Her current research focuses on social cognition and behaviour, with an aim to develop interventions to improve the quality of life of individuals living with dementia and their families.

Forefront Group: FRONTIER Research Group


A/Prof Fiona Kumfor, Prof Olivier Piguet, Prof Kirrie Ballard


  • Social cognition
  • Behavioural interventions

Affiliate Organisations:

Brain and Mind Centre, The University of Sydney School of Psychology, The University of Sydney

Neurodegeneration of interest:


Neurorehabilitation and Interventions for Social Cognition in Frontotemporal Dementia (2020-2023)

Disease area:

FTD, AD, Dementia

Research Project Description

Social cognition refers to the mental processes that guide the interpretation of social information and successful navigation of social interactions. These processes are fundamental to the way in which we perceive and interact with the world around us. Frontotemporal dementia (FTD) is an umbrella term encompassing three neurodegenerative syndromes that affect the frontal and temporal lobes of the brain.

Of relevance here, impairments in social cognition have been reported across each of these syndromes.

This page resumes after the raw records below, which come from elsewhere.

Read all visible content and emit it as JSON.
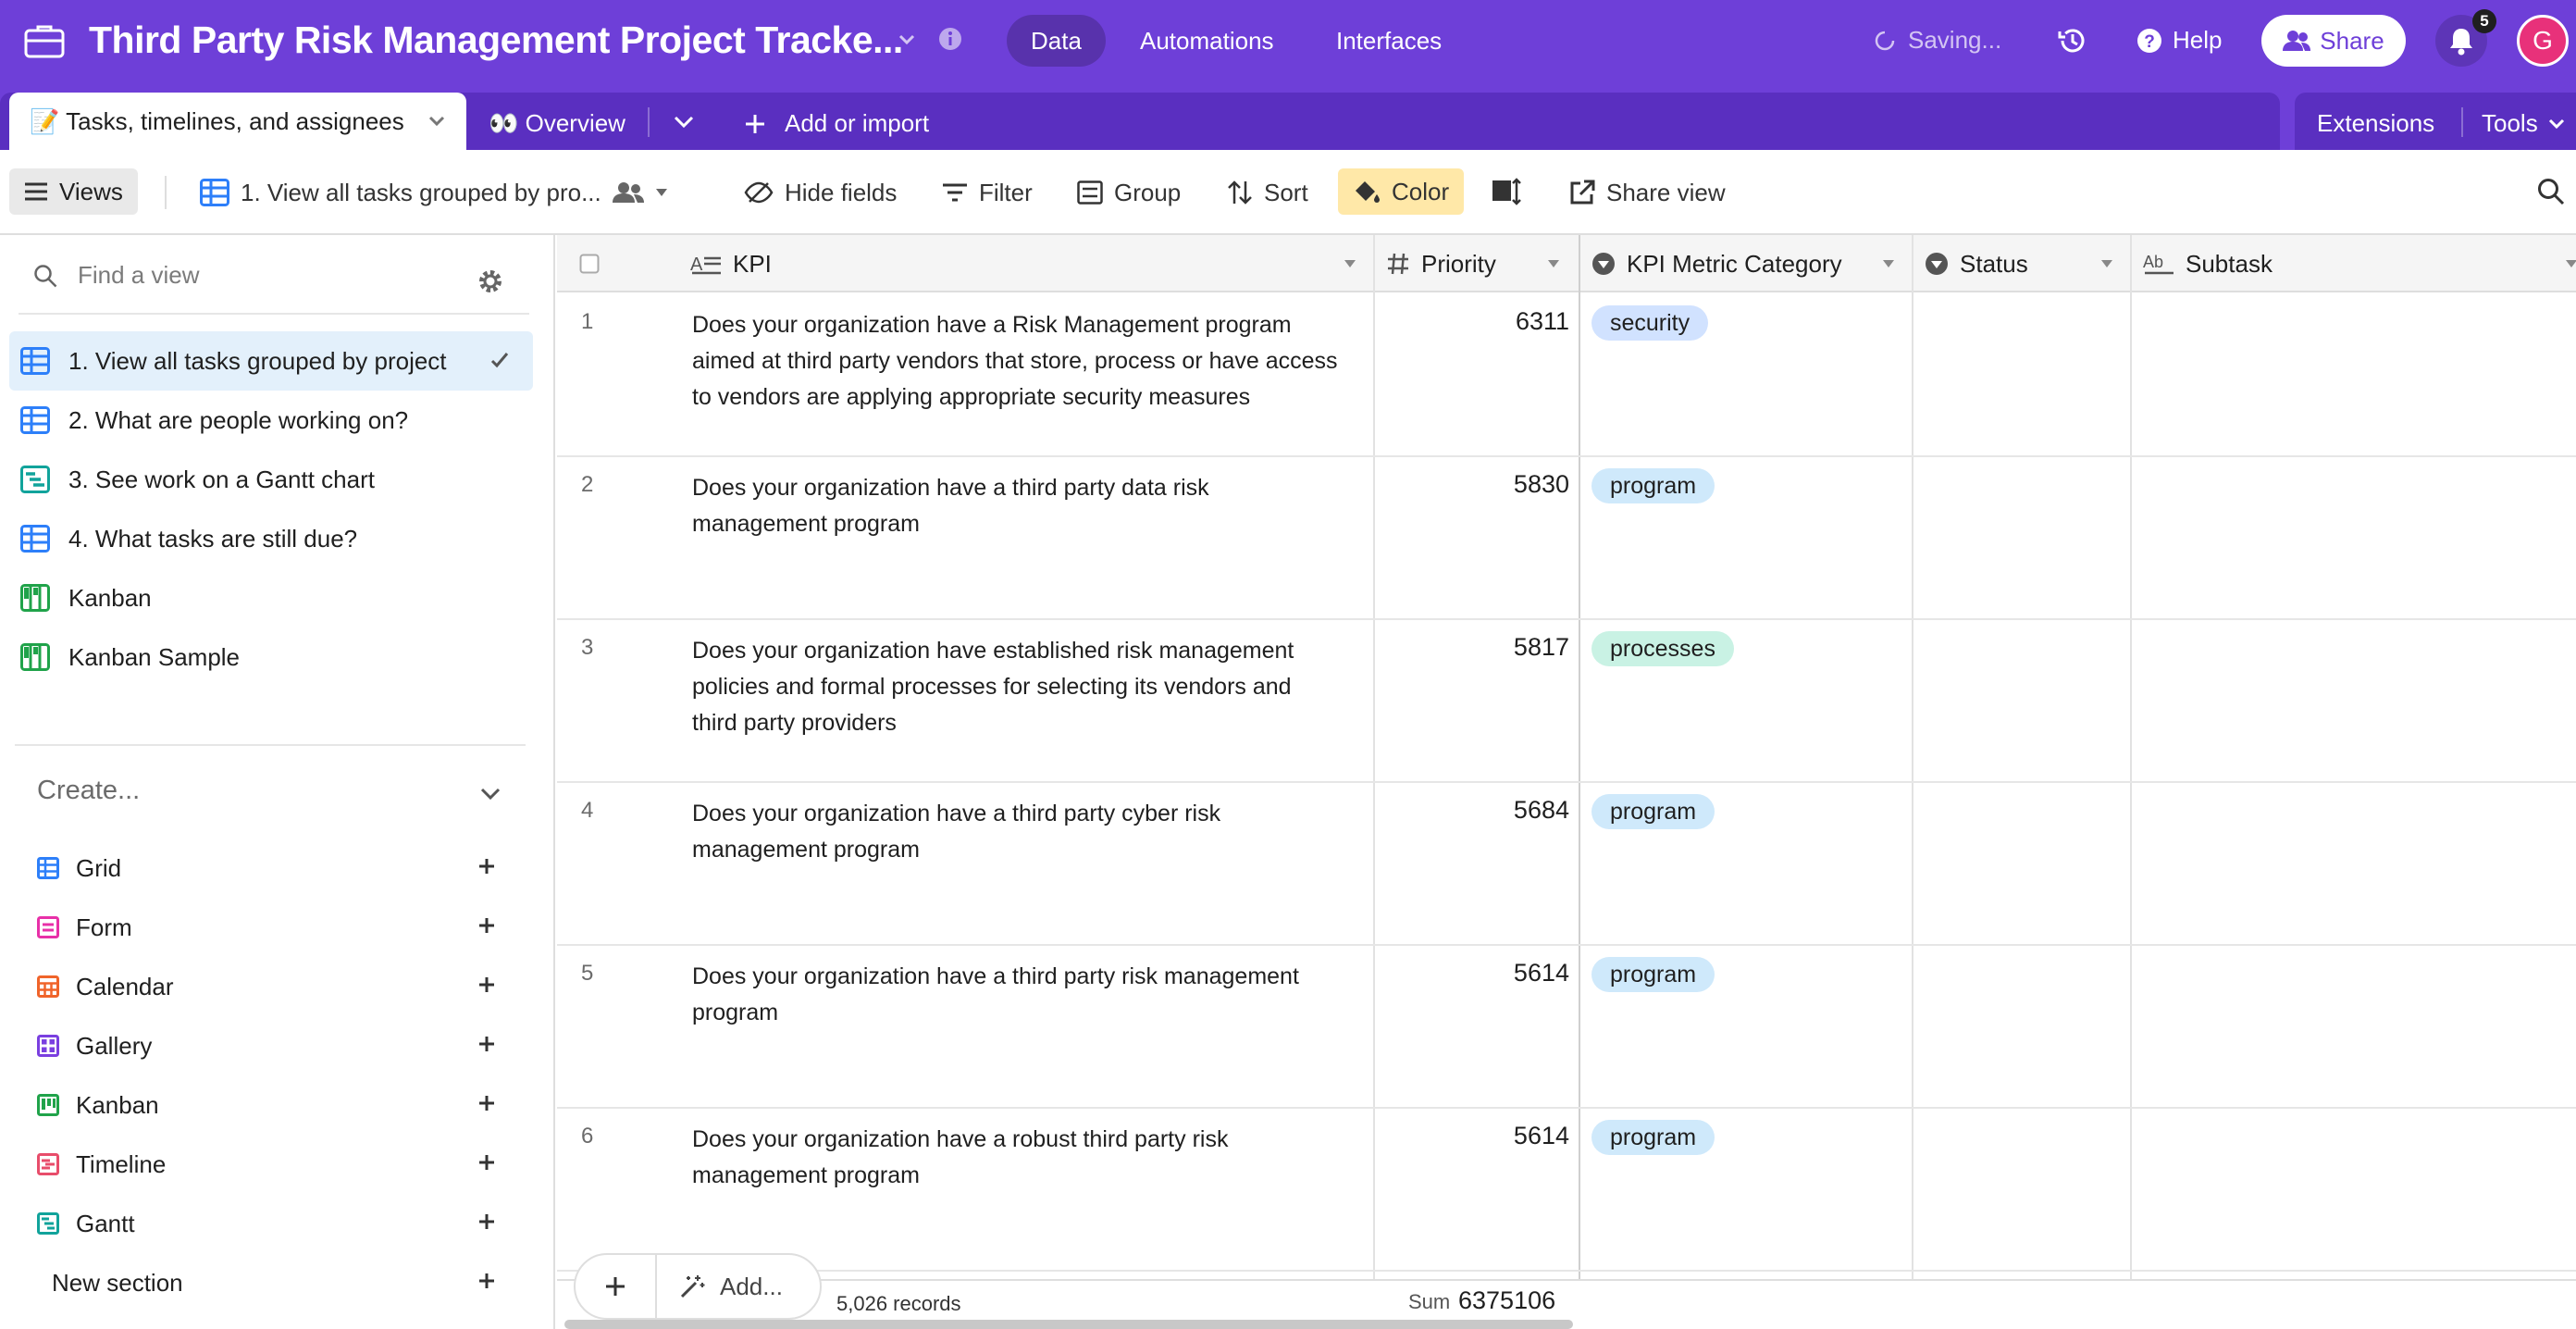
{
  "header": {
    "title": "Third Party Risk Management Project Tracke...",
    "nav": [
      "Data",
      "Automations",
      "Interfaces"
    ],
    "saving": "Saving...",
    "help": "Help",
    "share": "Share",
    "notifications": "5",
    "avatar_initial": "G",
    "accent_color": "#6e3fd8"
  },
  "tabs": {
    "active": "📝 Tasks, timelines, and assignees",
    "second": "👀 Overview",
    "add_import": "Add or import",
    "extensions": "Extensions",
    "tools": "Tools"
  },
  "viewbar": {
    "views": "Views",
    "current_view": "1. View all tasks grouped by pro...",
    "hide_fields": "Hide fields",
    "filter": "Filter",
    "group": "Group",
    "sort": "Sort",
    "color": "Color",
    "share_view": "Share view"
  },
  "sidebar": {
    "find_placeholder": "Find a view",
    "views": [
      {
        "label": "1. View all tasks grouped by project",
        "icon": "grid-view-icon"
      },
      {
        "label": "2. What are people working on?",
        "icon": "grid-view-icon"
      },
      {
        "label": "3. See work on a Gantt chart",
        "icon": "gantt-view-icon"
      },
      {
        "label": "4. What tasks are still due?",
        "icon": "grid-view-icon"
      },
      {
        "label": "Kanban",
        "icon": "kanban-view-icon"
      },
      {
        "label": "Kanban Sample",
        "icon": "kanban-view-icon"
      }
    ],
    "create_label": "Create...",
    "create_items": [
      {
        "label": "Grid",
        "color": "#2d7ff9"
      },
      {
        "label": "Form",
        "color": "#e830a8"
      },
      {
        "label": "Calendar",
        "color": "#f0642a"
      },
      {
        "label": "Gallery",
        "color": "#7a3fe0"
      },
      {
        "label": "Kanban",
        "color": "#20a34a"
      },
      {
        "label": "Timeline",
        "color": "#e84d6b"
      },
      {
        "label": "Gantt",
        "color": "#11a39b"
      }
    ],
    "new_section": "New section"
  },
  "grid": {
    "columns": [
      "KPI",
      "Priority",
      "KPI Metric Category",
      "Status",
      "Subtask"
    ],
    "rows": [
      {
        "num": "1",
        "kpi": "Does your organization have a Risk Management program aimed at third party vendors that store, process or have access to vendors are applying appropriate security measures",
        "priority": "6311",
        "category": "security",
        "cat_color": "#d1e2ff"
      },
      {
        "num": "2",
        "kpi": "Does your organization have a third party data risk management program",
        "priority": "5830",
        "category": "program",
        "cat_color": "#cfe9fb"
      },
      {
        "num": "3",
        "kpi": "Does your organization have established risk management policies and formal processes for selecting its vendors and third party providers",
        "priority": "5817",
        "category": "processes",
        "cat_color": "#c9f2e4"
      },
      {
        "num": "4",
        "kpi": "Does your organization have a third party cyber risk management program",
        "priority": "5684",
        "category": "program",
        "cat_color": "#cfe9fb"
      },
      {
        "num": "5",
        "kpi": "Does your organization have a third party risk management program",
        "priority": "5614",
        "category": "program",
        "cat_color": "#cfe9fb"
      },
      {
        "num": "6",
        "kpi": "Does your organization have a robust third party risk management program",
        "priority": "5614",
        "category": "program",
        "cat_color": "#cfe9fb"
      }
    ]
  },
  "footer": {
    "add_label": "Add...",
    "records": "5,026 records",
    "sum_label": "Sum",
    "sum_value": "6375106"
  }
}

Social cognitive impairments are critical predictors of quality of life and functional outcomes and are particularly challenging for carers. To date, few targeted interventions for social cognition have been evaluated in FTD, missing crucial opportunities for improved immediate outcomes for those currently living with these syndromes. This research aims to identify rehabilitation targets and develop effective interventions to improve social cognition in FTD. Appropriate post-diagnostic support can change the trajectory of the carer experience and importantly, help those living with FTD to live well and lead full and engaged lives.